Activity: Write out every record below exactly, so that nothing differs from what is shown.

Top of Exercise materials

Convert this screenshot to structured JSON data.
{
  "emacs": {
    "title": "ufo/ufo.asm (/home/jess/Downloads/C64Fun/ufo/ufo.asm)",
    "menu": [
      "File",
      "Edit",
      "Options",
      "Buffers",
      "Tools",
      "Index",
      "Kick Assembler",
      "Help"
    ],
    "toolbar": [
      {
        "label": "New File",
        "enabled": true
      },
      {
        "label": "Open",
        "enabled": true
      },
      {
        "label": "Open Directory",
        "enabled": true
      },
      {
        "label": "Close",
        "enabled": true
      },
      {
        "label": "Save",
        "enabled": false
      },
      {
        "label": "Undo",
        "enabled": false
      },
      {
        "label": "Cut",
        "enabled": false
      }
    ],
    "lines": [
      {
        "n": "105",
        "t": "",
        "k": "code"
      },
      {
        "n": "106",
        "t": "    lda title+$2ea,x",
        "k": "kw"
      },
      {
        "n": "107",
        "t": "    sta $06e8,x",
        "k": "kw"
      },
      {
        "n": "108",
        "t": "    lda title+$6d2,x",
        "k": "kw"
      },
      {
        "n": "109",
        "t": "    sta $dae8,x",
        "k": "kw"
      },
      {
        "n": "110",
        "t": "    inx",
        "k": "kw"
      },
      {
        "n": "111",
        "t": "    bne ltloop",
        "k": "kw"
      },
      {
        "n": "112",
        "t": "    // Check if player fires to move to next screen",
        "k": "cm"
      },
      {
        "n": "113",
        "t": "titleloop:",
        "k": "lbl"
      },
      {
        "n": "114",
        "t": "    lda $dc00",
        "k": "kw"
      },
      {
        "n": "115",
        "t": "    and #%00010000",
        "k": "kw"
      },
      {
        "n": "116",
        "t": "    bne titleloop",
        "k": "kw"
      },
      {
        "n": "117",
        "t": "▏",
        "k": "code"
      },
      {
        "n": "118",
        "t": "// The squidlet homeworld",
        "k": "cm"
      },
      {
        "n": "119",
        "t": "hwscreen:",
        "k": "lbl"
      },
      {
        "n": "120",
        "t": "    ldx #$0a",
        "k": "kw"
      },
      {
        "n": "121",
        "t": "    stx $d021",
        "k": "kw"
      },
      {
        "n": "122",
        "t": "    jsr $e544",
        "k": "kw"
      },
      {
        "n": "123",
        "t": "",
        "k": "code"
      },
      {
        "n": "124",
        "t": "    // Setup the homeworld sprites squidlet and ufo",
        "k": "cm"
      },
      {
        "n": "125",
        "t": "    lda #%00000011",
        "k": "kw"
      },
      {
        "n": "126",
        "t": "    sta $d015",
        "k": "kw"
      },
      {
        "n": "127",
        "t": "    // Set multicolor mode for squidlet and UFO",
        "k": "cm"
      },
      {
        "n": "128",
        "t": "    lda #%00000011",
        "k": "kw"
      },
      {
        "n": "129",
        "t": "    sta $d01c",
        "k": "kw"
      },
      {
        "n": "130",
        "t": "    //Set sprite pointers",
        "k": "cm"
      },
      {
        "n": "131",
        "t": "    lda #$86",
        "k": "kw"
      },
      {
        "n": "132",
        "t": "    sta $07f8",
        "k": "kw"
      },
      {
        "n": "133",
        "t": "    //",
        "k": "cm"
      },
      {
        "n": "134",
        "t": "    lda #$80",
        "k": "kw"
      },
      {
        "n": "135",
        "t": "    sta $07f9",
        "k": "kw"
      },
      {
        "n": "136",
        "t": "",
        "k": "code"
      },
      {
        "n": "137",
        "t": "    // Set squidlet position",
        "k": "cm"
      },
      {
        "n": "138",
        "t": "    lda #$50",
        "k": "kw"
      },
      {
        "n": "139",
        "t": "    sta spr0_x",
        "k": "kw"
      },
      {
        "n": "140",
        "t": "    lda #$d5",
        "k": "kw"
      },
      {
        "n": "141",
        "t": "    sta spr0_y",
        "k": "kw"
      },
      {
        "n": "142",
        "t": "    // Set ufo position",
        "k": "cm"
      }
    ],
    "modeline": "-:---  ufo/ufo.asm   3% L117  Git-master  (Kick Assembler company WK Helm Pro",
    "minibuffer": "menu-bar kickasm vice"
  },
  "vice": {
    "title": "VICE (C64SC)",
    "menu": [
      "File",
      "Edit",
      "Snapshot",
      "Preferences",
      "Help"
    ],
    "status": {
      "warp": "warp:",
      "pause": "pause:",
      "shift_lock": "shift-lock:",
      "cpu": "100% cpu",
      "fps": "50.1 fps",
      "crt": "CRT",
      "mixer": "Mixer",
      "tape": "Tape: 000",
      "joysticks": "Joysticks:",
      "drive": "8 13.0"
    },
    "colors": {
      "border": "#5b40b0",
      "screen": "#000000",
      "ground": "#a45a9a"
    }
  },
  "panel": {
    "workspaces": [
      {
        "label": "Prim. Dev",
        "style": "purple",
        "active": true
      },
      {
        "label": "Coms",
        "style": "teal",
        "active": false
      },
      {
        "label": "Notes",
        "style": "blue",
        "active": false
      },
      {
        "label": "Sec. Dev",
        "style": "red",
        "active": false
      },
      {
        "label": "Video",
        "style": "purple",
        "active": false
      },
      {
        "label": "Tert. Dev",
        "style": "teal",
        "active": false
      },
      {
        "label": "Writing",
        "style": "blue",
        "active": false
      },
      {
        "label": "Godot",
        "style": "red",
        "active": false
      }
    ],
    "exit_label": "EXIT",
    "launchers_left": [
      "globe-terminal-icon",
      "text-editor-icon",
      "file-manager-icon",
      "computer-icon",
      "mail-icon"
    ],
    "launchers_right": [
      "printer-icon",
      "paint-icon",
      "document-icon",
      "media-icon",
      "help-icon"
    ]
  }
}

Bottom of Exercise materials

Answer space:
Convert this screenshot to structured JSON data.
{
  "emacs": {
    "title": "ufo/ufo.asm (/home/jess/Downloads/C64Fun/ufo/ufo.asm)",
    "menu": [
      "File",
      "Edit",
      "Options",
      "Buffers",
      "Tools",
      "Index",
      "Kick Assembler",
      "Help"
    ],
    "toolbar": [
      {
        "label": "New File",
        "enabled": true
      },
      {
        "label": "Open",
        "enabled": true
      },
      {
        "label": "Open Directory",
        "enabled": true
      },
      {
        "label": "Close",
        "enabled": true
      },
      {
        "label": "Save",
        "enabled": false
      },
      {
        "label": "Undo",
        "enabled": false
      },
      {
        "label": "Cut",
        "enabled": false
      }
    ],
    "lines": [
      {
        "n": "105",
        "t": "",
        "k": "code"
      },
      {
        "n": "106",
        "t": "    lda title+$2ea,x",
        "k": "kw"
      },
      {
        "n": "107",
        "t": "    sta $06e8,x",
        "k": "kw"
      },
      {
        "n": "108",
        "t": "    lda title+$6d2,x",
        "k": "kw"
      },
      {
        "n": "109",
        "t": "    sta $dae8,x",
        "k": "kw"
      },
      {
        "n": "110",
        "t": "    inx",
        "k": "kw"
      },
      {
        "n": "111",
        "t": "    bne ltloop",
        "k": "kw"
      },
      {
        "n": "112",
        "t": "    // Check if player fires to move to next screen",
        "k": "cm"
      },
      {
        "n": "113",
        "t": "titleloop:",
        "k": "lbl"
      },
      {
        "n": "114",
        "t": "    lda $dc00",
        "k": "kw"
      },
      {
        "n": "115",
        "t": "    and #%00010000",
        "k": "kw"
      },
      {
        "n": "116",
        "t": "    bne titleloop",
        "k": "kw"
      },
      {
        "n": "117",
        "t": "▏",
        "k": "code"
      },
      {
        "n": "118",
        "t": "// The squidlet homeworld",
        "k": "cm"
      },
      {
        "n": "119",
        "t": "hwscreen:",
        "k": "lbl"
      },
      {
        "n": "120",
        "t": "    ldx #$0a",
        "k": "kw"
      },
      {
        "n": "121",
        "t": "    stx $d021",
        "k": "kw"
      },
      {
        "n": "122",
        "t": "    jsr $e544",
        "k": "kw"
      },
      {
        "n": "123",
        "t": "",
        "k": "code"
      },
      {
        "n": "124",
        "t": "    // Setup the homeworld sprites squidlet and ufo",
        "k": "cm"
      },
      {
        "n": "125",
        "t": "    lda #%00000011",
        "k": "kw"
      },
      {
        "n": "126",
        "t": "    sta $d015",
        "k": "kw"
      },
      {
        "n": "127",
        "t": "    // Set multicolor mode for squidlet and UFO",
        "k": "cm"
      },
      {
        "n": "128",
        "t": "    lda #%00000011",
        "k": "kw"
      },
      {
        "n": "129",
        "t": "    sta $d01c",
        "k": "kw"
      },
      {
        "n": "130",
        "t": "    //Set sprite pointers",
        "k": "cm"
      },
      {
        "n": "131",
        "t": "    lda #$86",
        "k": "kw"
      },
      {
        "n": "132",
        "t": "    sta $07f8",
        "k": "kw"
      },
      {
        "n": "133",
        "t": "    //",
        "k": "cm"
      },
      {
        "n": "134",
        "t": "    lda #$80",
        "k": "kw"
      },
      {
        "n": "135",
        "t": "    sta $07f9",
        "k": "kw"
      },
      {
        "n": "136",
        "t": "",
        "k": "code"
      },
      {
        "n": "137",
        "t": "    // Set squidlet position",
        "k": "cm"
      },
      {
        "n": "138",
        "t": "    lda #$50",
        "k": "kw"
      },
      {
        "n": "139",
        "t": "    sta spr0_x",
        "k": "kw"
      },
      {
        "n": "140",
        "t": "    lda #$d5",
        "k": "kw"
      },
      {
        "n": "141",
        "t": "    sta spr0_y",
        "k": "kw"
      },
      {
        "n": "142",
        "t": "    // Set ufo position",
        "k": "cm"
      }
    ],
    "modeline": "-:---  ufo/ufo.asm   3% L117  Git-master  (Kick Assembler company WK Helm Pro",
    "minibuffer": "menu-bar kickasm vice"
  },
  "vice": {
    "title": "VICE (C64SC)",
    "menu": [
      "File",
      "Edit",
      "Snapshot",
      "Preferences",
      "Help"
    ],
    "status": {
      "warp": "warp:",
      "pause": "pause:",
      "shift_lock": "shift-lock:",
      "cpu": "100% cpu",
      "fps": "50.1 fps",
      "crt": "CRT",
      "mixer": "Mixer",
      "tape": "Tape: 000",
      "joysticks": "Joysticks:",
      "drive": "8 13.0"
    },
    "colors": {
      "border": "#5b40b0",
      "screen": "#000000",
      "ground": "#a45a9a"
    }
  },
  "panel": {
    "workspaces": [
      {
        "label": "Prim. Dev",
        "style": "purple",
        "active": true
      },
      {
        "label": "Coms",
        "style": "teal",
        "active": false
      },
      {
        "label": "Notes",
        "style": "blue",
        "active": false
      },
      {
        "label": "Sec. Dev",
        "style": "red",
        "active": false
      },
      {
        "label": "Video",
        "style": "purple",
        "active": false
      },
      {
        "label": "Tert. Dev",
        "style": "teal",
        "active": false
      },
      {
        "label": "Writing",
        "style": "blue",
        "active": false
      },
      {
        "label": "Godot",
        "style": "red",
        "active": false
      }
    ],
    "exit_label": "EXIT",
    "launchers_left": [
      "globe-terminal-icon",
      "text-editor-icon",
      "file-manager-icon",
      "computer-icon",
      "mail-icon"
    ],
    "launchers_right": [
      "printer-icon",
      "paint-icon",
      "document-icon",
      "media-icon",
      "help-icon"
    ]
  }
}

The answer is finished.